The Logical Architecture is shown below:
 

This can also be downloaded as an xfig file.

The heart of the system is the VIC (Voyager Interrupt Controller) which routes interrupts from the peripherals and the microchannel busses to the processors.  The VIC consists of eight interrupt distribution lines which are connected to up to eight 8259 dyads on the processors.  The VIC interrupt routing algorithms assign a priority to each line, and route to the processor with the highest priority who's interrupt line is not disabled.  The VIC logic sees interrupt disabling in the local 8259 dyad, but not in the processor, so if a processor disables interrupts, the VIC interrupt will still remain pending.  The VIC also supports eight CPIs (Cross Processor Interrupts) which are sent via base board registers and delivered via the 8259 dyad (each CPI is mapped to the low 8 IRQ lines).  This has the unfortunate effect that if one of the low 8 IRQ lines is disabled in the 8259 dyad, the corresponding CPI remains pending until the interrupt mask is lowered.

The system boots and looks like a standard MCA based PC until the processors are brought on-line and the VIC enabled.

The backplane arbitration logic determines which system bus (A or B) information transfers over and thus the voyager architecture can cope with two simultaneous backplane transfers with no throughput degredation.

The CAT (Configuration And Test) controller is used to monitor all aspects of the system.  The system itself is also self monitoring and will deliver a System Interrupt (special global CPI) if anything fails.  The CAT bus is a serial network bus which is connected to almost every component in the system.

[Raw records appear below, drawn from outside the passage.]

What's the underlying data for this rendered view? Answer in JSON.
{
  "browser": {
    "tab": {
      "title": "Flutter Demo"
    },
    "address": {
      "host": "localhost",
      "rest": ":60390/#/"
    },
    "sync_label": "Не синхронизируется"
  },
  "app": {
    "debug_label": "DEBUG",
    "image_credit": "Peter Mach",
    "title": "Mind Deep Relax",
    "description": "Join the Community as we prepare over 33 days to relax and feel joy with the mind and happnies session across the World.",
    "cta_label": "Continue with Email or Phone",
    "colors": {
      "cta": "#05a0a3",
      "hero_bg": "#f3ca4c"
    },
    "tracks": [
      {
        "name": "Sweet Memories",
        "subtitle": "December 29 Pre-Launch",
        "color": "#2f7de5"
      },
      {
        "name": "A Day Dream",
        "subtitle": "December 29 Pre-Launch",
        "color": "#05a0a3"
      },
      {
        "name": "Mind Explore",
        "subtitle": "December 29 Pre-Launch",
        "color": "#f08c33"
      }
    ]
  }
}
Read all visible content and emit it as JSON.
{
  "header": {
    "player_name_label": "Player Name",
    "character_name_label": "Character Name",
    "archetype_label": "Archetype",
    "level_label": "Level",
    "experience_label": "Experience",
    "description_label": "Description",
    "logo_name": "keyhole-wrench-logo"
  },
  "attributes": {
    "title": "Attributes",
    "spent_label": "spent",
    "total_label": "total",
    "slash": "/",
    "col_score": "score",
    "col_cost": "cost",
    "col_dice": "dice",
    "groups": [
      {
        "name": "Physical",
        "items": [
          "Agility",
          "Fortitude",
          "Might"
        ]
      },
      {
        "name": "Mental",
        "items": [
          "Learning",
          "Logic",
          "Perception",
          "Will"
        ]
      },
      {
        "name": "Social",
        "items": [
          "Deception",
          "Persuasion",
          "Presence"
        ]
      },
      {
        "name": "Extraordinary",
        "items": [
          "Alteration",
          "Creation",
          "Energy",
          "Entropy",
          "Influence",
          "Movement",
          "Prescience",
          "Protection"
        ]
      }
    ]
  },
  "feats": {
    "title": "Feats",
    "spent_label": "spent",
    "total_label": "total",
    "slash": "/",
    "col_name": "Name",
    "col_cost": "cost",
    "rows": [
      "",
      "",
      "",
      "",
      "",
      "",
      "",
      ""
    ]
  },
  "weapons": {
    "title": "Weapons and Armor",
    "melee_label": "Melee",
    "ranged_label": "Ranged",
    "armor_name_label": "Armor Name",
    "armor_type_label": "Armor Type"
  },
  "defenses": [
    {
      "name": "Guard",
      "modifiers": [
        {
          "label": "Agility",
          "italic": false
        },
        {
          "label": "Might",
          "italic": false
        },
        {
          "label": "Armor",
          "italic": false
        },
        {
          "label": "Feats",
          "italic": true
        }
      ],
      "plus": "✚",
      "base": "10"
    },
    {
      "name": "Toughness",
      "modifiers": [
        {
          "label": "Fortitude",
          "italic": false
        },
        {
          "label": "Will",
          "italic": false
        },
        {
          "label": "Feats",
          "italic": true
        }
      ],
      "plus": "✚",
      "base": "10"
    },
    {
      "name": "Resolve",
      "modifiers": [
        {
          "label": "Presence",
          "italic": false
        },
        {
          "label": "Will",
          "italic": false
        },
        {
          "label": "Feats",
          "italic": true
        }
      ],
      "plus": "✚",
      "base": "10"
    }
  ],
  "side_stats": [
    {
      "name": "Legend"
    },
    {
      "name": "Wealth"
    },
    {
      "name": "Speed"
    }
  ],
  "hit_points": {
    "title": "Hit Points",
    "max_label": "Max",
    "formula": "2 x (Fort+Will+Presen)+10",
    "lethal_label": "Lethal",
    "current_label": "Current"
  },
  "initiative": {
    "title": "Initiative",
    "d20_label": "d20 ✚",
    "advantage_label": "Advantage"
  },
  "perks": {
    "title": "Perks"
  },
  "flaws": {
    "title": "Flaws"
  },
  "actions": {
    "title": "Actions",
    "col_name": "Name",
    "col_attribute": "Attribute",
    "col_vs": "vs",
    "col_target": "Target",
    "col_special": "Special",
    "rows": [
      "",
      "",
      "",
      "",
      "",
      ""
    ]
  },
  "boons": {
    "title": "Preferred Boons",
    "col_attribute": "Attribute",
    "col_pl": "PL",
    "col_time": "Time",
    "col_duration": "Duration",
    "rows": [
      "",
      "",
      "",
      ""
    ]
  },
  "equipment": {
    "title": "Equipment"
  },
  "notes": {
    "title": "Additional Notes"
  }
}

Physically, the processor and memory cards are plugged into the system backplane.  Each processor slot contains two VIC IRQ lines, so each processor card can support up to two CPUs.

Depending on the system type, the secondary microchannel bus may not be present.  The secondary microchannel interrupts can be vectored either to the lower 16 IRQs or to a separate set of vectors.  However, the interrupts have only a single mask in the 8259 dyad.
 

32 Way System

After the inception of the voyager architecture (in about 1990), 8 way was considered good enough (very few people even had SMP systems then).  However, as time passed it was perceived as being too limiting.  The first modification came with the Quad CPU card designed to plug into a backplane slot.  Since now there are only two VIC lines for four processors, only two of the four processors can handle interrupts and further, the CPIs cannot be delivered via the 8259 dyads.  On the Quad cards, CPIs are delivered via a cache line invalidation mechanism rather than via the 8259 dyad.  Essentially, to send a CPI to a particular CPU you just write to a special memory area.  The cache line invalidation will be translated into a CPI for the required processor.

The above will go up to 16 way now.  To get to 32 way, a special architecture modification was introduced in the 5100 series of computers.  Insted of having 2 VIC lines per backplane slot this machine has only one, allowing up to 8 CPU slots and thus up to 32 processors.